Data for review below:

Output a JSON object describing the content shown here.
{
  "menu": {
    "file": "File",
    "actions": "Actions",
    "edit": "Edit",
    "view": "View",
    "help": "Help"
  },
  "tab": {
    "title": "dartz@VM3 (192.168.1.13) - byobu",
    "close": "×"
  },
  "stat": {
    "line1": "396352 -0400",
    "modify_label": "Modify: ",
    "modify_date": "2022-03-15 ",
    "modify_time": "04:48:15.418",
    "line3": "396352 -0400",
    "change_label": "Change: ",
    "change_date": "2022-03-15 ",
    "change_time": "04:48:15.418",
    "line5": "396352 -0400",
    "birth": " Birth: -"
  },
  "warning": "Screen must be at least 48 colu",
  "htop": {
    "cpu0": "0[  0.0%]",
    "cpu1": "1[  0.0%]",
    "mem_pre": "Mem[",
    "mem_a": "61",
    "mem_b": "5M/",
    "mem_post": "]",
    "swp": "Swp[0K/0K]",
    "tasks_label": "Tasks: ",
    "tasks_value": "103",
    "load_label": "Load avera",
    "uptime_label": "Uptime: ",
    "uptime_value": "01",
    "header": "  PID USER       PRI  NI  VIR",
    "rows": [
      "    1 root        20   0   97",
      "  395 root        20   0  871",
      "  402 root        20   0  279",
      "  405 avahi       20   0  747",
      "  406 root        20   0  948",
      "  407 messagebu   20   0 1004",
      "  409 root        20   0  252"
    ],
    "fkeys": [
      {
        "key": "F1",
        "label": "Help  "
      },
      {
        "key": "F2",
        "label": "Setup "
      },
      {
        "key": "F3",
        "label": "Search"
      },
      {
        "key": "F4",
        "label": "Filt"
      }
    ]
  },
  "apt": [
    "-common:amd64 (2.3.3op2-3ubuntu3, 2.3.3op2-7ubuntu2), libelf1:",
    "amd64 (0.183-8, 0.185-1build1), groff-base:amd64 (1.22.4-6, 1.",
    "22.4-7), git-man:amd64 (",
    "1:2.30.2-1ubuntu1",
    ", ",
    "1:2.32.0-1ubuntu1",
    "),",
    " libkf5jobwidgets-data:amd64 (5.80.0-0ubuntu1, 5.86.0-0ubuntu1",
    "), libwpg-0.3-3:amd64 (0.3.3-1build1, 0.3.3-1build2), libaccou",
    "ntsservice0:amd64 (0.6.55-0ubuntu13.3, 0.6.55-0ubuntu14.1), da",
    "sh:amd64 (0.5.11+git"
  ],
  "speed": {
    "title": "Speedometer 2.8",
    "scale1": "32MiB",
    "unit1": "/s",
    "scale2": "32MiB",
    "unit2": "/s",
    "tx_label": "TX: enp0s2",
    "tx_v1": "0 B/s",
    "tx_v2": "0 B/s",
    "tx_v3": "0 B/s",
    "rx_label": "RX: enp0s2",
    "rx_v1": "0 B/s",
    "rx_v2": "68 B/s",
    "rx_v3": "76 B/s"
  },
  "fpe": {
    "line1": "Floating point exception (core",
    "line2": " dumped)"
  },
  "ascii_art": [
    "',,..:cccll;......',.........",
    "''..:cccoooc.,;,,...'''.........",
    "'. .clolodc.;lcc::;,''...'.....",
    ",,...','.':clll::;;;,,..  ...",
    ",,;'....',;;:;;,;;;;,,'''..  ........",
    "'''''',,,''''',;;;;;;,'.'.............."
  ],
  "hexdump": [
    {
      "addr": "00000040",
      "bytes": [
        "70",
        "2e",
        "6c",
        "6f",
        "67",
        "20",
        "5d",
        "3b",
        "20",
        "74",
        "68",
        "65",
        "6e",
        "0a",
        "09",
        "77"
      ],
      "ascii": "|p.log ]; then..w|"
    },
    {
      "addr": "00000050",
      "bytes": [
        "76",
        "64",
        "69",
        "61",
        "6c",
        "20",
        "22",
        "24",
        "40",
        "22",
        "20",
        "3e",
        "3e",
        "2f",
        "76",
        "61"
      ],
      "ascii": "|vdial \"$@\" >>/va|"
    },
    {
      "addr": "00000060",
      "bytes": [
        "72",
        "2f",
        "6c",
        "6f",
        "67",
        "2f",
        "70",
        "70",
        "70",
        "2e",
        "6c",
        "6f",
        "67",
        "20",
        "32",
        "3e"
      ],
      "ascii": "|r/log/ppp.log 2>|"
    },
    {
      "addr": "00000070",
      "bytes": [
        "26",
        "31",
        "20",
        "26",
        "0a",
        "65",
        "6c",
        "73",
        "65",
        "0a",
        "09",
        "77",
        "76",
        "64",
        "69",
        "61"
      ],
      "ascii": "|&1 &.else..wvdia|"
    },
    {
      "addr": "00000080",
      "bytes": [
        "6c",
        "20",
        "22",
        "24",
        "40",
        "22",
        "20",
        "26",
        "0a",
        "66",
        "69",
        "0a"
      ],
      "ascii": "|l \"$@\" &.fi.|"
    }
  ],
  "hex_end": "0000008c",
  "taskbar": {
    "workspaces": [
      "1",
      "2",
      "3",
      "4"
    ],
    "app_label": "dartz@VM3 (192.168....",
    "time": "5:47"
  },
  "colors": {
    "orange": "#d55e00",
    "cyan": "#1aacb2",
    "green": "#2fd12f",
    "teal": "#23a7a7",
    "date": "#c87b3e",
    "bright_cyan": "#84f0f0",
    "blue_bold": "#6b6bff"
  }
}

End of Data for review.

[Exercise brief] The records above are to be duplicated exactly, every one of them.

[Result of the task]
Output a JSON object describing the content shown here.
{
  "menu": {
    "file": "File",
    "actions": "Actions",
    "edit": "Edit",
    "view": "View",
    "help": "Help"
  },
  "tab": {
    "title": "dartz@VM3 (192.168.1.13) - byobu",
    "close": "×"
  },
  "stat": {
    "line1": "396352 -0400",
    "modify_label": "Modify: ",
    "modify_date": "2022-03-15 ",
    "modify_time": "04:48:15.418",
    "line3": "396352 -0400",
    "change_label": "Change: ",
    "change_date": "2022-03-15 ",
    "change_time": "04:48:15.418",
    "line5": "396352 -0400",
    "birth": " Birth: -"
  },
  "warning": "Screen must be at least 48 colu",
  "htop": {
    "cpu0": "0[  0.0%]",
    "cpu1": "1[  0.0%]",
    "mem_pre": "Mem[",
    "mem_a": "61",
    "mem_b": "5M/",
    "mem_post": "]",
    "swp": "Swp[0K/0K]",
    "tasks_label": "Tasks: ",
    "tasks_value": "103",
    "load_label": "Load avera",
    "uptime_label": "Uptime: ",
    "uptime_value": "01",
    "header": "  PID USER       PRI  NI  VIR",
    "rows": [
      "    1 root        20   0   97",
      "  395 root        20   0  871",
      "  402 root        20   0  279",
      "  405 avahi       20   0  747",
      "  406 root        20   0  948",
      "  407 messagebu   20   0 1004",
      "  409 root        20   0  252"
    ],
    "fkeys": [
      {
        "key": "F1",
        "label": "Help  "
      },
      {
        "key": "F2",
        "label": "Setup "
      },
      {
        "key": "F3",
        "label": "Search"
      },
      {
        "key": "F4",
        "label": "Filt"
      }
    ]
  },
  "apt": [
    "-common:amd64 (2.3.3op2-3ubuntu3, 2.3.3op2-7ubuntu2), libelf1:",
    "amd64 (0.183-8, 0.185-1build1), groff-base:amd64 (1.22.4-6, 1.",
    "22.4-7), git-man:amd64 (",
    "1:2.30.2-1ubuntu1",
    ", ",
    "1:2.32.0-1ubuntu1",
    "),",
    " libkf5jobwidgets-data:amd64 (5.80.0-0ubuntu1, 5.86.0-0ubuntu1",
    "), libwpg-0.3-3:amd64 (0.3.3-1build1, 0.3.3-1build2), libaccou",
    "ntsservice0:amd64 (0.6.55-0ubuntu13.3, 0.6.55-0ubuntu14.1), da",
    "sh:amd64 (0.5.11+git"
  ],
  "speed": {
    "title": "Speedometer 2.8",
    "scale1": "32MiB",
    "unit1": "/s",
    "scale2": "32MiB",
    "unit2": "/s",
    "tx_label": "TX: enp0s2",
    "tx_v1": "0 B/s",
    "tx_v2": "0 B/s",
    "tx_v3": "0 B/s",
    "rx_label": "RX: enp0s2",
    "rx_v1": "0 B/s",
    "rx_v2": "68 B/s",
    "rx_v3": "76 B/s"
  },
  "fpe": {
    "line1": "Floating point exception (core",
    "line2": " dumped)"
  },
  "ascii_art": [
    "',,..:cccll;......',.........",
    "''..:cccoooc.,;,,...'''.........",
    "'. .clolodc.;lcc::;,''...'.....",
    ",,...','.':clll::;;;,,..  ...",
    ",,;'....',;;:;;,;;;;,,'''..  ........",
    "'''''',,,''''',;;;;;;,'.'.............."
  ],
  "hexdump": [
    {
      "addr": "00000040",
      "bytes": [
        "70",
        "2e",
        "6c",
        "6f",
        "67",
        "20",
        "5d",
        "3b",
        "20",
        "74",
        "68",
        "65",
        "6e",
        "0a",
        "09",
        "77"
      ],
      "ascii": "|p.log ]; then..w|"
    },
    {
      "addr": "00000050",
      "bytes": [
        "76",
        "64",
        "69",
        "61",
        "6c",
        "20",
        "22",
        "24",
        "40",
        "22",
        "20",
        "3e",
        "3e",
        "2f",
        "76",
        "61"
      ],
      "ascii": "|vdial \"$@\" >>/va|"
    },
    {
      "addr": "00000060",
      "bytes": [
        "72",
        "2f",
        "6c",
        "6f",
        "67",
        "2f",
        "70",
        "70",
        "70",
        "2e",
        "6c",
        "6f",
        "67",
        "20",
        "32",
        "3e"
      ],
      "ascii": "|r/log/ppp.log 2>|"
    },
    {
      "addr": "00000070",
      "bytes": [
        "26",
        "31",
        "20",
        "26",
        "0a",
        "65",
        "6c",
        "73",
        "65",
        "0a",
        "09",
        "77",
        "76",
        "64",
        "69",
        "61"
      ],
      "ascii": "|&1 &.else..wvdia|"
    },
    {
      "addr": "00000080",
      "bytes": [
        "6c",
        "20",
        "22",
        "24",
        "40",
        "22",
        "20",
        "26",
        "0a",
        "66",
        "69",
        "0a"
      ],
      "ascii": "|l \"$@\" &.fi.|"
    }
  ],
  "hex_end": "0000008c",
  "taskbar": {
    "workspaces": [
      "1",
      "2",
      "3",
      "4"
    ],
    "app_label": "dartz@VM3 (192.168....",
    "time": "5:47"
  },
  "colors": {
    "orange": "#d55e00",
    "cyan": "#1aacb2",
    "green": "#2fd12f",
    "teal": "#23a7a7",
    "date": "#c87b3e",
    "bright_cyan": "#84f0f0",
    "blue_bold": "#6b6bff"
  }
}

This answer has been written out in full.